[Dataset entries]
[Start of Attachment]
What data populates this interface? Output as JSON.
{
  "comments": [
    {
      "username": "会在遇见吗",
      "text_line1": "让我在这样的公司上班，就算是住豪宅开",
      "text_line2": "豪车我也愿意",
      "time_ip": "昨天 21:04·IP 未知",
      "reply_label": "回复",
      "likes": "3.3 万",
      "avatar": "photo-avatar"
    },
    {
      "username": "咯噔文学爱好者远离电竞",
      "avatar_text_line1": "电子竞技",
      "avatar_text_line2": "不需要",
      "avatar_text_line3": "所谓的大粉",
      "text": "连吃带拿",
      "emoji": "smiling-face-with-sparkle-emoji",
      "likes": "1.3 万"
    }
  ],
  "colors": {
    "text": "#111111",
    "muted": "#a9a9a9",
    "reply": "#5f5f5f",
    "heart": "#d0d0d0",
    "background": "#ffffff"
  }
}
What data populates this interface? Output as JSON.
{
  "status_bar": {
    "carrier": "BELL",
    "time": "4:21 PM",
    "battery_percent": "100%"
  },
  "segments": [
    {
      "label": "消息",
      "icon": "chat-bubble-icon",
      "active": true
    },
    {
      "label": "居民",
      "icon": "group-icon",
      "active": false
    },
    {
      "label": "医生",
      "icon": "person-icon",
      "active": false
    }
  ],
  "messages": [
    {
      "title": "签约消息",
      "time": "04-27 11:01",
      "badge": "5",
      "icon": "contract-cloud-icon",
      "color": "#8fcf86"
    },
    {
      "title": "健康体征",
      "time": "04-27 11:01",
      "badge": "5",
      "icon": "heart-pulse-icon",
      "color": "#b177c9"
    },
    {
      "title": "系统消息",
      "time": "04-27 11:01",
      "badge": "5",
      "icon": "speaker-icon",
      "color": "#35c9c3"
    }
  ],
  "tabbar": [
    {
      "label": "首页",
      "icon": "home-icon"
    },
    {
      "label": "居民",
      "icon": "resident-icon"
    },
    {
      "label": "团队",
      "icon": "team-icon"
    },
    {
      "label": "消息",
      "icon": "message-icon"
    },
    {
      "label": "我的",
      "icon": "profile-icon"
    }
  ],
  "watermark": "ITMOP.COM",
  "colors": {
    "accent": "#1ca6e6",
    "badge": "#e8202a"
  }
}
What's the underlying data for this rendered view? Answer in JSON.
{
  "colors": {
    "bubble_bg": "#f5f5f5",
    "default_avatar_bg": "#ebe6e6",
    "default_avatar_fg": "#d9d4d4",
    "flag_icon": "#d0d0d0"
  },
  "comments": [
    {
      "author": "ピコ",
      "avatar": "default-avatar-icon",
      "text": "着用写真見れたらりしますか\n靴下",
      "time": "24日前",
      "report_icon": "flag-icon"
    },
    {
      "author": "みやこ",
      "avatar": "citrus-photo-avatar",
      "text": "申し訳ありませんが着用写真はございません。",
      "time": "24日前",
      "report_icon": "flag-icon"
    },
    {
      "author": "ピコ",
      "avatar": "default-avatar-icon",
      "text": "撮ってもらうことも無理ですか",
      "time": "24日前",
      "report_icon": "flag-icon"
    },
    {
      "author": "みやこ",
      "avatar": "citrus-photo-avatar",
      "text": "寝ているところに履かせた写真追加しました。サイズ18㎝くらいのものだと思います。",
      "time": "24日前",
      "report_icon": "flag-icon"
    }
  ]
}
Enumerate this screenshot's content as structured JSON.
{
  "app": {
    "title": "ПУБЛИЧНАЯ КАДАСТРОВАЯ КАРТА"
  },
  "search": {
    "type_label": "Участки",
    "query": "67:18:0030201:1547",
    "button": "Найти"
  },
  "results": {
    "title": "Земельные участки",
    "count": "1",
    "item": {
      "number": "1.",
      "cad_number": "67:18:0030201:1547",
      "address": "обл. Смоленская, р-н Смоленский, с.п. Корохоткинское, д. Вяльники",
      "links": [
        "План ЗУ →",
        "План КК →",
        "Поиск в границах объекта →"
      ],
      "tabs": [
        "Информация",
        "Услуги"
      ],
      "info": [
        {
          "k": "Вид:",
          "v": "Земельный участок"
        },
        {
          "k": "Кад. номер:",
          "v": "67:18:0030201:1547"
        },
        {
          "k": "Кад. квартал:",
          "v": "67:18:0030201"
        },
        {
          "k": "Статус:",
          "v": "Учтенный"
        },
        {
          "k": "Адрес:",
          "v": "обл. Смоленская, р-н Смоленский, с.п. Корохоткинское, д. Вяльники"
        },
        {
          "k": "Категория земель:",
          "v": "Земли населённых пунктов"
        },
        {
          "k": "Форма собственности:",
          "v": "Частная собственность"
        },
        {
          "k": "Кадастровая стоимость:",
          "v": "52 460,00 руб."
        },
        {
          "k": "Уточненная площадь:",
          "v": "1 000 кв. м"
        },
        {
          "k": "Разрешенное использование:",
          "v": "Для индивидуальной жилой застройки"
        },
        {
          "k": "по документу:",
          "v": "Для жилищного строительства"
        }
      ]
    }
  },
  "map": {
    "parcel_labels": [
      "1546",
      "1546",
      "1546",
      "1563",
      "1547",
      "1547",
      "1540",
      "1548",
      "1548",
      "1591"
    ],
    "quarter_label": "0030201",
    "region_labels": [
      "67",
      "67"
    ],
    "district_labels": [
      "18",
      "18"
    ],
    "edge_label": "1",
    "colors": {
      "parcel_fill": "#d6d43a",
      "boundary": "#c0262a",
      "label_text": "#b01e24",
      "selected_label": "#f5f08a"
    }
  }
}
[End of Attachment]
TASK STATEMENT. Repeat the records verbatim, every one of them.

ANSWER TO THIS EXERCISE.
What data populates this interface? Output as JSON.
{
  "comments": [
    {
      "username": "会在遇见吗",
      "text_line1": "让我在这样的公司上班，就算是住豪宅开",
      "text_line2": "豪车我也愿意",
      "time_ip": "昨天 21:04·IP 未知",
      "reply_label": "回复",
      "likes": "3.3 万",
      "avatar": "photo-avatar"
    },
    {
      "username": "咯噔文学爱好者远离电竞",
      "avatar_text_line1": "电子竞技",
      "avatar_text_line2": "不需要",
      "avatar_text_line3": "所谓的大粉",
      "text": "连吃带拿",
      "emoji": "smiling-face-with-sparkle-emoji",
      "likes": "1.3 万"
    }
  ],
  "colors": {
    "text": "#111111",
    "muted": "#a9a9a9",
    "reply": "#5f5f5f",
    "heart": "#d0d0d0",
    "background": "#ffffff"
  }
}
What data populates this interface? Output as JSON.
{
  "status_bar": {
    "carrier": "BELL",
    "time": "4:21 PM",
    "battery_percent": "100%"
  },
  "segments": [
    {
      "label": "消息",
      "icon": "chat-bubble-icon",
      "active": true
    },
    {
      "label": "居民",
      "icon": "group-icon",
      "active": false
    },
    {
      "label": "医生",
      "icon": "person-icon",
      "active": false
    }
  ],
  "messages": [
    {
      "title": "签约消息",
      "time": "04-27 11:01",
      "badge": "5",
      "icon": "contract-cloud-icon",
      "color": "#8fcf86"
    },
    {
      "title": "健康体征",
      "time": "04-27 11:01",
      "badge": "5",
      "icon": "heart-pulse-icon",
      "color": "#b177c9"
    },
    {
      "title": "系统消息",
      "time": "04-27 11:01",
      "badge": "5",
      "icon": "speaker-icon",
      "color": "#35c9c3"
    }
  ],
  "tabbar": [
    {
      "label": "首页",
      "icon": "home-icon"
    },
    {
      "label": "居民",
      "icon": "resident-icon"
    },
    {
      "label": "团队",
      "icon": "team-icon"
    },
    {
      "label": "消息",
      "icon": "message-icon"
    },
    {
      "label": "我的",
      "icon": "profile-icon"
    }
  ],
  "watermark": "ITMOP.COM",
  "colors": {
    "accent": "#1ca6e6",
    "badge": "#e8202a"
  }
}
What's the underlying data for this rendered view? Answer in JSON.
{
  "colors": {
    "bubble_bg": "#f5f5f5",
    "default_avatar_bg": "#ebe6e6",
    "default_avatar_fg": "#d9d4d4",
    "flag_icon": "#d0d0d0"
  },
  "comments": [
    {
      "author": "ピコ",
      "avatar": "default-avatar-icon",
      "text": "着用写真見れたらりしますか\n靴下",
      "time": "24日前",
      "report_icon": "flag-icon"
    },
    {
      "author": "みやこ",
      "avatar": "citrus-photo-avatar",
      "text": "申し訳ありませんが着用写真はございません。",
      "time": "24日前",
      "report_icon": "flag-icon"
    },
    {
      "author": "ピコ",
      "avatar": "default-avatar-icon",
      "text": "撮ってもらうことも無理ですか",
      "time": "24日前",
      "report_icon": "flag-icon"
    },
    {
      "author": "みやこ",
      "avatar": "citrus-photo-avatar",
      "text": "寝ているところに履かせた写真追加しました。サイズ18㎝くらいのものだと思います。",
      "time": "24日前",
      "report_icon": "flag-icon"
    }
  ]
}
Enumerate this screenshot's content as structured JSON.
{
  "app": {
    "title": "ПУБЛИЧНАЯ КАДАСТРОВАЯ КАРТА"
  },
  "search": {
    "type_label": "Участки",
    "query": "67:18:0030201:1547",
    "button": "Найти"
  },
  "results": {
    "title": "Земельные участки",
    "count": "1",
    "item": {
      "number": "1.",
      "cad_number": "67:18:0030201:1547",
      "address": "обл. Смоленская, р-н Смоленский, с.п. Корохоткинское, д. Вяльники",
      "links": [
        "План ЗУ →",
        "План КК →",
        "Поиск в границах объекта →"
      ],
      "tabs": [
        "Информация",
        "Услуги"
      ],
      "info": [
        {
          "k": "Вид:",
          "v": "Земельный участок"
        },
        {
          "k": "Кад. номер:",
          "v": "67:18:0030201:1547"
        },
        {
          "k": "Кад. квартал:",
          "v": "67:18:0030201"
        },
        {
          "k": "Статус:",
          "v": "Учтенный"
        },
        {
          "k": "Адрес:",
          "v": "обл. Смоленская, р-н Смоленский, с.п. Корохоткинское, д. Вяльники"
        },
        {
          "k": "Категория земель:",
          "v": "Земли населённых пунктов"
        },
        {
          "k": "Форма собственности:",
          "v": "Частная собственность"
        },
        {
          "k": "Кадастровая стоимость:",
          "v": "52 460,00 руб."
        },
        {
          "k": "Уточненная площадь:",
          "v": "1 000 кв. м"
        },
        {
          "k": "Разрешенное использование:",
          "v": "Для индивидуальной жилой застройки"
        },
        {
          "k": "по документу:",
          "v": "Для жилищного строительства"
        }
      ]
    }
  },
  "map": {
    "parcel_labels": [
      "1546",
      "1546",
      "1546",
      "1563",
      "1547",
      "1547",
      "1540",
      "1548",
      "1548",
      "1591"
    ],
    "quarter_label": "0030201",
    "region_labels": [
      "67",
      "67"
    ],
    "district_labels": [
      "18",
      "18"
    ],
    "edge_label": "1",
    "colors": {
      "parcel_fill": "#d6d43a",
      "boundary": "#c0262a",
      "label_text": "#b01e24",
      "selected_label": "#f5f08a"
    }
  }
}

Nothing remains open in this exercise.